The Most Important Experience of My Life

Tashi Delek!! Two of the most important words I’ve ever heard. My life began it’s evolution around 2 years ago, when I met and befriended a wonderful man who was born in Tibet, escaped to Dharamshala to continue his life as a monk in Kirti Monastery, and later migrated to my country – Australia. Like most people, I’d heard of the plight of the Tibetan peoples and was quite convinced the situation was quite hopeless, or perhaps that my own life challenges meant that I could help the situation very very little, and that I should focus on my own world.
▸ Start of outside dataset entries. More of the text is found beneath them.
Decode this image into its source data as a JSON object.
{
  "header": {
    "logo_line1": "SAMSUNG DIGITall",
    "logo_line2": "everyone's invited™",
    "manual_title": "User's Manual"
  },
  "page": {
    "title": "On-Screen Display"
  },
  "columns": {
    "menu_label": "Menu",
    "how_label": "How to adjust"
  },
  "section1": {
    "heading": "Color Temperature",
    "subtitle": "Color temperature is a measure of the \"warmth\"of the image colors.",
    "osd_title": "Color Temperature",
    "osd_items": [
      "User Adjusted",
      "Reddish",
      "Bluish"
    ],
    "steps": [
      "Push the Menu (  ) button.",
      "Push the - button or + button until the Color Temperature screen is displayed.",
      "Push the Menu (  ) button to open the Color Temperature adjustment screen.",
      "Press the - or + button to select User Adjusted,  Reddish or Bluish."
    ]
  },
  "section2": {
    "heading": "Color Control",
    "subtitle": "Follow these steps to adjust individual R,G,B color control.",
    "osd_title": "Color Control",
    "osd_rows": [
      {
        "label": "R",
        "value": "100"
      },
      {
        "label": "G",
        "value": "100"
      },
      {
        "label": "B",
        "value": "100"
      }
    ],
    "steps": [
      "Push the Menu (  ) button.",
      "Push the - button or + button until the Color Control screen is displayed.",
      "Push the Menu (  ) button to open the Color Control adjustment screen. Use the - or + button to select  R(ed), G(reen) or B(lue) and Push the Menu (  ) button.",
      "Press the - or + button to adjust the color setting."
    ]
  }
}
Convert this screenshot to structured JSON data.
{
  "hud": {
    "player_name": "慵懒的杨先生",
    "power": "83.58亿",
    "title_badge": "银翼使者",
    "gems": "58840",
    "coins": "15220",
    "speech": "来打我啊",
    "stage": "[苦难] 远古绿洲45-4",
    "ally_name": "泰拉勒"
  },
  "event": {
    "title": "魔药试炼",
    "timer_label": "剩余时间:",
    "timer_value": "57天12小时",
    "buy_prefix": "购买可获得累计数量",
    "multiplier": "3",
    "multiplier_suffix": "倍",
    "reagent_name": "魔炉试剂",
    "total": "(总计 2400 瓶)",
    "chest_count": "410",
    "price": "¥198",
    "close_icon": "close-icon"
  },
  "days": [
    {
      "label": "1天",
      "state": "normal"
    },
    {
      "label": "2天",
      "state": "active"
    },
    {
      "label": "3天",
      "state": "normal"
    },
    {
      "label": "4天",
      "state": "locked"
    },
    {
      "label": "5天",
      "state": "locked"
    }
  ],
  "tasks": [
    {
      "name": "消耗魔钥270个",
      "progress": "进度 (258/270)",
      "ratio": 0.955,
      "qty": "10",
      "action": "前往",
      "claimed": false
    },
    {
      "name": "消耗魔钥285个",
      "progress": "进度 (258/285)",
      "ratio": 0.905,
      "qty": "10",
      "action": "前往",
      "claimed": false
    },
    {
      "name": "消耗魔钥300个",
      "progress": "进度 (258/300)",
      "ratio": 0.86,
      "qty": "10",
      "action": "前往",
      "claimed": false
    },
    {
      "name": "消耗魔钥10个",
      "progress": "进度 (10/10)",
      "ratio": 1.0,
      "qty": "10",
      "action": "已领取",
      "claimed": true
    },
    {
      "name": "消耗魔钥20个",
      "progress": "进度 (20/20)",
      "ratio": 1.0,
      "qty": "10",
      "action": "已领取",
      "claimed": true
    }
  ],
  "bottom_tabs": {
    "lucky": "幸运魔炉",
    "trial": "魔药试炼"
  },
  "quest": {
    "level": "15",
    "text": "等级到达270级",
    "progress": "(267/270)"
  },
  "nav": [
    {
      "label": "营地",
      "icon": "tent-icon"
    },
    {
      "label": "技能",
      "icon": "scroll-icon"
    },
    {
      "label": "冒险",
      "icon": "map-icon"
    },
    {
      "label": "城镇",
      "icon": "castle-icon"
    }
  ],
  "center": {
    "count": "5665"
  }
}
Well, my own world soon expanded to include Tibet, as my friend shared with me many details of the challenges facing Tibetans who made the difficult journey to India and found freedom, and new challenges like where to get simple needs fulfilled like toilet paper and toothbrushes, let alone how to be part of a FREE Tibet movement. Over time, I’ve seen a great many documentaries, and heard testimonies from Tibetan people about the atrocities committed, and the apparent destruction of Tibetan culture within Tibet, and more importantly just how ineffective Western Governments have been in standing up for the Rights of Tibetan people. I initially came to Dharamshala to Bear Witness to the challenges being faced by recent arrivees, to perhaps create a Documentary built around interviewsw, or to share my Web Design knowledge, or contribute to an existing English tuition program. Mt friends Kunchok Gyaltsen and Lobsang Niendak assured me once I arrived in Dharamshala it would not be hard to find a project to be involved in, and they were right! A western girl I met in Mcleod suggested I contact Lha and discuss my timeframe, which I did, and as I was to stay 3 months the Admin person suggested I could begin by being a pronunciation support to an existing "Elementary English" teacher – Miss Dolma. I enjoyed this time immensely. miss Dolma is an amazing teacher, very inspiring and motivated, with a terrific sense of humour and wonderful skills. Under her guidance I watched and participated with a group of the most wonderful people I’ve ever met. Our class consisted of around 30 pupils, including around 50% monks, 25% nuns and 25% regular Tibetan people. I also conducted an "English Conversation" group, in the main running after our 9.00am-10.30am class, sometimes running up until 12noon. Miss Dolma returned to Delhi to complete her exams and I was offered the opportunity to step up to the role of Teacher, which I admit I was concerned I’d have trouble doing, as I am not a teacher by trade, but I surprised myself. Something wonderful then happened to me. Hard to put into words.